“What characterizes Yusuf is that he is some one that strives to do his best for all communities especially the poor and defenceless. I always say there’s no good or bad person. There are only good and bad deeds,” he said.
Religious freedoms and cultural diversity
Special guest, businessman Neil De Beer, the president of Nedebe International Group, spoke about his fascination with Islam, saying “it is not a religion, but part of a way of life.” De Beer said Islam was underpinned by principles, in which people from every faith could learn.
“It is again to me as a person, so clear that no matter the culture, the history or religion, people that have their hearts and souls to do good, cross all borders. Thank you Yusuf Abramjee for bringing us all together,” he said, making a pledge to purchase 100 books to be donated to schools.
In a written message to the audience, Arts and Culture Minister Nathi Mthethwa said the book provides insights into the lives, the desires, dreams and journeys taken by the Muslim people of South Africa and Muslims around the world.
“It is a book rich in colour and culture. It is a book that tells a real story that is full of Ubuntu and the gift of giving and sharing with others. It is a book about comradeship and friendship between different peoples. It is a book that provides insight of the journey that every Muslim who can afford, will take at least once in his or her life,” wrote the minister.
“It is a book of varied landscapes, from the Highveld of South Africa to the desert landscapes of Saudi Arabia. It is a book about a pilgrimage to sacred spaces and to sites of great heritage and spiritual value. Mostly it is a book that pays homage to the HAJJ and is peopled with faces, places, and all those who lent a helping hand to others, all who were not content only to be there for themselves but also for all others.”
The minister also reminded the audience of the history of the earliest Muslims in South Africa especially in the Cape, in the struggle against colonialism and to those who participated and gave their lives in the liberation struggle of the 20th century against oppression.
“We pay homage to all those who contributed to the rich cultural fabric and social and economic life of South Africa and who asserted themselves even when forcibly removed from their own countries to be brought here through slavery. This initiative of Yusuf Abramjee and the publisher offers fellow Muslims who may not yet have taken this journey a visual experience of what it is like for South Africans to go there as pilgrims.”
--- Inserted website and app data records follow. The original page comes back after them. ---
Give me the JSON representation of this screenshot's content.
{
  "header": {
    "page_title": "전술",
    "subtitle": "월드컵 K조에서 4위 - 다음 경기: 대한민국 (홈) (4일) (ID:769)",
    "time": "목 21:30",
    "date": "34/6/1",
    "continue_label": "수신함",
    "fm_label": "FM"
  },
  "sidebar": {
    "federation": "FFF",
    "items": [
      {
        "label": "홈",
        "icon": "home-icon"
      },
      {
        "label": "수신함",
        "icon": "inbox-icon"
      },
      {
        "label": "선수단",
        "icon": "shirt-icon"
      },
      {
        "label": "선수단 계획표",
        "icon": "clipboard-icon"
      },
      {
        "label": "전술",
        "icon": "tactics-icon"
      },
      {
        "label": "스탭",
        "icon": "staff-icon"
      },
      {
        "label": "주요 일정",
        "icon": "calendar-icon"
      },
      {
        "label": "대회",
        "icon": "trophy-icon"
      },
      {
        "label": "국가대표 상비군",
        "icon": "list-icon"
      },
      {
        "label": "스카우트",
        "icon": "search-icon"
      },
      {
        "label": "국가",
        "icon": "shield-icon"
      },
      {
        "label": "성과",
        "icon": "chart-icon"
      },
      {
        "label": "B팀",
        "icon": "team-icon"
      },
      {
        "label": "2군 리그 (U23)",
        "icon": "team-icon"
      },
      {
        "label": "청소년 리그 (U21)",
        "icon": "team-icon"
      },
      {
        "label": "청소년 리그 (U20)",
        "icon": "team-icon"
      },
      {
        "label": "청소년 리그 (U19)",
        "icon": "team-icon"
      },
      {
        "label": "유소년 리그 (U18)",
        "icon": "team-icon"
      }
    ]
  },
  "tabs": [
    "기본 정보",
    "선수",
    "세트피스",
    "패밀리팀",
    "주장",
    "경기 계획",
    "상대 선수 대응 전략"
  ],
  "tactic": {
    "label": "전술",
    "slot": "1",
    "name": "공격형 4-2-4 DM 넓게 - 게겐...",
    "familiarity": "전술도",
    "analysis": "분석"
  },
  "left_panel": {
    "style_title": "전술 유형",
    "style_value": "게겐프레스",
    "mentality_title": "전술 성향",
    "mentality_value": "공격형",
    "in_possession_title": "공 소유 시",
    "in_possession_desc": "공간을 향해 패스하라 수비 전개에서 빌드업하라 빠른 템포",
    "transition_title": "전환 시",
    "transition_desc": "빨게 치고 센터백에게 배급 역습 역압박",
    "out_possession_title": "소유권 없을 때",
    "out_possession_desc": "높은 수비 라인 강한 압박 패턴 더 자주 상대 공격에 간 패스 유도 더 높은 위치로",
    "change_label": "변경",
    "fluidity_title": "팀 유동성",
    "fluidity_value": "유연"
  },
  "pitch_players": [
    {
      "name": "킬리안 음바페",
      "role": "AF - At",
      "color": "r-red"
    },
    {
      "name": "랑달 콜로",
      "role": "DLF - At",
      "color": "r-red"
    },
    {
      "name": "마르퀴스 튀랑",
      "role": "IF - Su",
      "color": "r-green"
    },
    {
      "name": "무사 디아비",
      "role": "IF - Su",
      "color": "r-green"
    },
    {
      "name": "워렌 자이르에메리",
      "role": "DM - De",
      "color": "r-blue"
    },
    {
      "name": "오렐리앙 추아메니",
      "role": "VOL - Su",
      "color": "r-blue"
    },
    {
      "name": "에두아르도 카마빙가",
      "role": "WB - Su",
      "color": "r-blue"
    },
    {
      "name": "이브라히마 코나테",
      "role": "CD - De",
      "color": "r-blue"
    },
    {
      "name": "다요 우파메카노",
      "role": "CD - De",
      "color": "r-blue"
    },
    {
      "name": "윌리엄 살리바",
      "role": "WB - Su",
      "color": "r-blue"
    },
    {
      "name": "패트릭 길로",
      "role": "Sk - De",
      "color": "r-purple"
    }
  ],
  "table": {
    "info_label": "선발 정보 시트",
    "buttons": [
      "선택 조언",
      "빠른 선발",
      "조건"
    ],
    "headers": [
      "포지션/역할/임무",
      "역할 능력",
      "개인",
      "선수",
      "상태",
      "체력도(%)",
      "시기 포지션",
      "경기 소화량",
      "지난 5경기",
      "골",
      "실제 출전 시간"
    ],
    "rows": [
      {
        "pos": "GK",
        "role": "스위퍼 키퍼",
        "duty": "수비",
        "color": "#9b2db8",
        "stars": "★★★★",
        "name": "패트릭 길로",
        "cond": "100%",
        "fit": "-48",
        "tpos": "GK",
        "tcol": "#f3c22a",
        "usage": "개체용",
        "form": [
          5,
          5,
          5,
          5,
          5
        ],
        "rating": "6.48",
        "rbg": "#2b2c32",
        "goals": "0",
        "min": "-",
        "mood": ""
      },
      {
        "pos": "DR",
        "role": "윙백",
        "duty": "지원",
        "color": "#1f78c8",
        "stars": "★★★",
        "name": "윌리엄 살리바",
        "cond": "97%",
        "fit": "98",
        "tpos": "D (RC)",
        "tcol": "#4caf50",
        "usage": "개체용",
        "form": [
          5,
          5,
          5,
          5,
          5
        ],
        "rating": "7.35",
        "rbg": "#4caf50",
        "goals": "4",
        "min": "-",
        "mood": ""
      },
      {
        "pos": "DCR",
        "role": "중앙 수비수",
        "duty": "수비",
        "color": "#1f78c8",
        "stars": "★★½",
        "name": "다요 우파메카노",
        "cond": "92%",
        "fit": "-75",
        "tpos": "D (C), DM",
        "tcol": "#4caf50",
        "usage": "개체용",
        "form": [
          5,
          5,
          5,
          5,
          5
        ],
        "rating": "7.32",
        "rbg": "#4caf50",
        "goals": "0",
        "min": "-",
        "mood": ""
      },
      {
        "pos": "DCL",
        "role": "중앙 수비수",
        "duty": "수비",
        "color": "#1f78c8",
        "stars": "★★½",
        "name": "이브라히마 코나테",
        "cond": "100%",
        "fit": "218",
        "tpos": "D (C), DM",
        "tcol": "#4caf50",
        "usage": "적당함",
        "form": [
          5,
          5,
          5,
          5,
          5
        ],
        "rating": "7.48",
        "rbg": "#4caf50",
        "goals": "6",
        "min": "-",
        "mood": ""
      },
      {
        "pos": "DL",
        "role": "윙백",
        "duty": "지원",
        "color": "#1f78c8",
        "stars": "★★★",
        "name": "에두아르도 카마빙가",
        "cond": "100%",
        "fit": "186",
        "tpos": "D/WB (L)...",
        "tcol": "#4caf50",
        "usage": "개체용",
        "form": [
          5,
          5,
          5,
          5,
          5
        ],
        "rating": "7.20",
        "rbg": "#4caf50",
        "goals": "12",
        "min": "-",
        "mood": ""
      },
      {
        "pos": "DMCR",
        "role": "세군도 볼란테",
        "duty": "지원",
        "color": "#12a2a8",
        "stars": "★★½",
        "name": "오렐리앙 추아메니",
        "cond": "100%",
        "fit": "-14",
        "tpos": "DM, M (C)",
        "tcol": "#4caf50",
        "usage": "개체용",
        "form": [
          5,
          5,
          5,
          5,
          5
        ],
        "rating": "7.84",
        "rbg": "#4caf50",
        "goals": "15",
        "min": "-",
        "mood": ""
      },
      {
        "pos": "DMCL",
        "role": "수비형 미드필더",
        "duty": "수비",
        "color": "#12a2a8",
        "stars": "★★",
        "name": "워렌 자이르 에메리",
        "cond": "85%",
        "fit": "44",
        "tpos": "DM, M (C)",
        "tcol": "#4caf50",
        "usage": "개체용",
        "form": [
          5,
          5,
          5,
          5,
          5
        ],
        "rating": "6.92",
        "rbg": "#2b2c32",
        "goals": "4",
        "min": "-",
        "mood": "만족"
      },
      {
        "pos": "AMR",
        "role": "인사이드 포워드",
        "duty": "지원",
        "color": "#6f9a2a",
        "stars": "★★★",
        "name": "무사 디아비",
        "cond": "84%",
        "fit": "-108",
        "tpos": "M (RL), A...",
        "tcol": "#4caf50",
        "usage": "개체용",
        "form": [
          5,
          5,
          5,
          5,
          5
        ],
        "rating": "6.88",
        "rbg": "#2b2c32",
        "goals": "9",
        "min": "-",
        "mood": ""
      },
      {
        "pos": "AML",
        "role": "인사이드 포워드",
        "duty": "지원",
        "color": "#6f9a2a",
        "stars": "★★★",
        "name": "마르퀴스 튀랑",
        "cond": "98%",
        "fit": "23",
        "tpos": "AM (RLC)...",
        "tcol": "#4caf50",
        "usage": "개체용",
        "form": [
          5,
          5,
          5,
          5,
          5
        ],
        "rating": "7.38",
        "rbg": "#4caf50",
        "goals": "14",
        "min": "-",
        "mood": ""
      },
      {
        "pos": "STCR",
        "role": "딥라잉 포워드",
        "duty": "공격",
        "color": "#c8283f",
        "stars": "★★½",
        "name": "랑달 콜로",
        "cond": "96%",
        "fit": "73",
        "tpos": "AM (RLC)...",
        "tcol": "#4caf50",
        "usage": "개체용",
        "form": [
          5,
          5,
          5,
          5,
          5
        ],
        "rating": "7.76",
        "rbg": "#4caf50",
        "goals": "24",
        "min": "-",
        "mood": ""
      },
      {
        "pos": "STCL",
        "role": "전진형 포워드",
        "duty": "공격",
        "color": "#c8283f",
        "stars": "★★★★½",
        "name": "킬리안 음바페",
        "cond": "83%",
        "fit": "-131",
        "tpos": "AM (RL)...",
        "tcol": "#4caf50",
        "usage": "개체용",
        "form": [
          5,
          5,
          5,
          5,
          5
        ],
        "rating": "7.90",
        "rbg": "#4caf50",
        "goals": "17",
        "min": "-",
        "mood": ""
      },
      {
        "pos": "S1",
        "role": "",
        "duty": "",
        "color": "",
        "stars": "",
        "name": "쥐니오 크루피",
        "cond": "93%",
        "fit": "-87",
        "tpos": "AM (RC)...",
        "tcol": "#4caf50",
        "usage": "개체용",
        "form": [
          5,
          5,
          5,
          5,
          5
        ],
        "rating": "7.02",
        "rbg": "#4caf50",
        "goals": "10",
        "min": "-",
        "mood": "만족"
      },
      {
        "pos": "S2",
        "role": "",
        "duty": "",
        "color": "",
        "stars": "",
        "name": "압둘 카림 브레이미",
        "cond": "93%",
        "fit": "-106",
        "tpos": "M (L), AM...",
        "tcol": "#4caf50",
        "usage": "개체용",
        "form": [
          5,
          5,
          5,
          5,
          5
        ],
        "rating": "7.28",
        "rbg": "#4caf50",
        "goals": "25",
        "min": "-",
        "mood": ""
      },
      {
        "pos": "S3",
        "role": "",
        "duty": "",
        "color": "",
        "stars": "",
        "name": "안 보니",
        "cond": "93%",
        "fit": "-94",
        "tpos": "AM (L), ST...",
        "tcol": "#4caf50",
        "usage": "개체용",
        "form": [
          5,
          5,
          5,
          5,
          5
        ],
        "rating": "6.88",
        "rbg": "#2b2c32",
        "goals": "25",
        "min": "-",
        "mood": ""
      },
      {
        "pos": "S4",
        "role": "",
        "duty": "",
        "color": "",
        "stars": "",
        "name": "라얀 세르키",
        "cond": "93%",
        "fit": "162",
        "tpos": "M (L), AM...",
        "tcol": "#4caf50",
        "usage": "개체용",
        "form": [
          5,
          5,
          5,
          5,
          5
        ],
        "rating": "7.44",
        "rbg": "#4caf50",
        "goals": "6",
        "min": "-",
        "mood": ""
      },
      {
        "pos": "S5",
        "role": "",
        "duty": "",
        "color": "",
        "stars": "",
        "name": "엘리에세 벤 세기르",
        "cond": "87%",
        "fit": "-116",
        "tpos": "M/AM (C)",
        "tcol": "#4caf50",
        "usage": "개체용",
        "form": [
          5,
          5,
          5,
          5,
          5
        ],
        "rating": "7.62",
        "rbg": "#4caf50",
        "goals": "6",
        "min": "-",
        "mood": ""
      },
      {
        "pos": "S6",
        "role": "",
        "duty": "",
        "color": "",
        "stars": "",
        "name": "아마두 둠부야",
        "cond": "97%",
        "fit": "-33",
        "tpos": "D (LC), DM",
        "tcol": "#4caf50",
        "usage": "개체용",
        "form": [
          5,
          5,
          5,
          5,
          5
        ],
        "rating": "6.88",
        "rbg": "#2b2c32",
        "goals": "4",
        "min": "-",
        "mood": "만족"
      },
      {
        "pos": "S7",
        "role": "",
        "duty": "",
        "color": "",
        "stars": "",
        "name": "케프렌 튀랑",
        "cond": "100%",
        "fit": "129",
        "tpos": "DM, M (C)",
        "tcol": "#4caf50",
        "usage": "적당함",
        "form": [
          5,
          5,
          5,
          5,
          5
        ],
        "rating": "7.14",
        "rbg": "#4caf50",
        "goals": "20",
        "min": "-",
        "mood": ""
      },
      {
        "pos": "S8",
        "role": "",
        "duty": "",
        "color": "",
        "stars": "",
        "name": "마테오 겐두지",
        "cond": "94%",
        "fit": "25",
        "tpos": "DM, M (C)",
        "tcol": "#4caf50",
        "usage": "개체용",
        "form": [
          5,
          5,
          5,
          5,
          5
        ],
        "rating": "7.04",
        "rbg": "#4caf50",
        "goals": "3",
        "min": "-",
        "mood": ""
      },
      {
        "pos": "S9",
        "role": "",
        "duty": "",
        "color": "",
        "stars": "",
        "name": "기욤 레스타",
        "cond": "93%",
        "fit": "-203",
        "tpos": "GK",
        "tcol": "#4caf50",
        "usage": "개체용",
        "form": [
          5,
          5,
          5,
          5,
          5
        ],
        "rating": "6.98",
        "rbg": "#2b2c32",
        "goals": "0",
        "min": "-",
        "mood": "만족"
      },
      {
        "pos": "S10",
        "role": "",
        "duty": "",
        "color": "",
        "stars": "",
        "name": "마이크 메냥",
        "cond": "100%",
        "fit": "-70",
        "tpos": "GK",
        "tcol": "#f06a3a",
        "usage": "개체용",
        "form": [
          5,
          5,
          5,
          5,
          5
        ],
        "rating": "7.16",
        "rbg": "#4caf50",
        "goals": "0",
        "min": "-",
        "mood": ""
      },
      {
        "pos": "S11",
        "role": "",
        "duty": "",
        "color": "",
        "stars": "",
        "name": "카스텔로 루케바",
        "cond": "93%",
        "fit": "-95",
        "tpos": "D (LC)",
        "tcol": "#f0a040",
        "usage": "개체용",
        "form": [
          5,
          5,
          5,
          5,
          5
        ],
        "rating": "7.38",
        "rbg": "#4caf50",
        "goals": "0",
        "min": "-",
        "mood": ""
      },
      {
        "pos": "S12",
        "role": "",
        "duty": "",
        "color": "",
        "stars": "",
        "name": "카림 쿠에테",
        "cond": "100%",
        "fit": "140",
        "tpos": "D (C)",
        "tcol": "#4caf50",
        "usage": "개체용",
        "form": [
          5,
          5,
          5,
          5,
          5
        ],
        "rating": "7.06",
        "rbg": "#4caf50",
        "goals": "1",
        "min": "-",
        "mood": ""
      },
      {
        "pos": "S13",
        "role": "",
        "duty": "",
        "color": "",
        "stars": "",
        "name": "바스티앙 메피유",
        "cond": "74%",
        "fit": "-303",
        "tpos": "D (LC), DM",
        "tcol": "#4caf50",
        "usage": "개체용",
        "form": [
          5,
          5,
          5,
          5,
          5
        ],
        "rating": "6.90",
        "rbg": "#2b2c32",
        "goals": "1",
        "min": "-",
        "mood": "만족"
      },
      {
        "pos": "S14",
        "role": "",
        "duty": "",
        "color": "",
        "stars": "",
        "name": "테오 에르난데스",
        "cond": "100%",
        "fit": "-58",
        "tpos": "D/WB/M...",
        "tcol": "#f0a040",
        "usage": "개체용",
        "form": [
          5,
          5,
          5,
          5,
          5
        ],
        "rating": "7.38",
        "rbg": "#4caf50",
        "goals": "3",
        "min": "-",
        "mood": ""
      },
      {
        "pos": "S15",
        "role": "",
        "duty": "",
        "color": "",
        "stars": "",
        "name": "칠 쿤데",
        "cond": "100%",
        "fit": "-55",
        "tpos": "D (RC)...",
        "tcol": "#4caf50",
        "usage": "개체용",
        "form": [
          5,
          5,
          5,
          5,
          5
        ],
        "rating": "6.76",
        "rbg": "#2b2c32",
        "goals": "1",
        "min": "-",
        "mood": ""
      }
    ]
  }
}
“And beyond this, the book celebrates our cultural diversity as South Africans, because such a text also reaches out to others to understand what it means to be Muslim, to be South African, to be African, all at the same time and also to be at one with the world and with one’s religious beliefs.”
The book is also a vehicle to raise funds for those we cannot afford to perform hajj, an issue Abramjee feels passionate about addressing, particularly in light of recent visa hikes for umrah. Despite a busy schedule as a social-cohesion expert and anti crime activist, Abramjee has now also spearheaded the Anti-Visa Fee Committee SA, who are engaging the Saudi ministry on the visa issue.
The book is being donated to public libraries at no costs. At the event, Abramjee presented a copy to Salie Abrahams from the Western Cape Education Department and Councillor Magedien Davids, representing Mayor Patricia De Lille and the City of Cape Town.
The book was also hand delivered to Mufti Ismail Menk, Anti-apartheid stalwart Ahmed Kathrada, Tourism minister Derek Hanekom, ANC stalwart and businessman Toyko Sexwale and former public protector Thuli Madonsela. Proceeds of the book will go to Awqaf Foundation’s haj fund and Crescent Lifestyle. VOC (Tasneem Adams)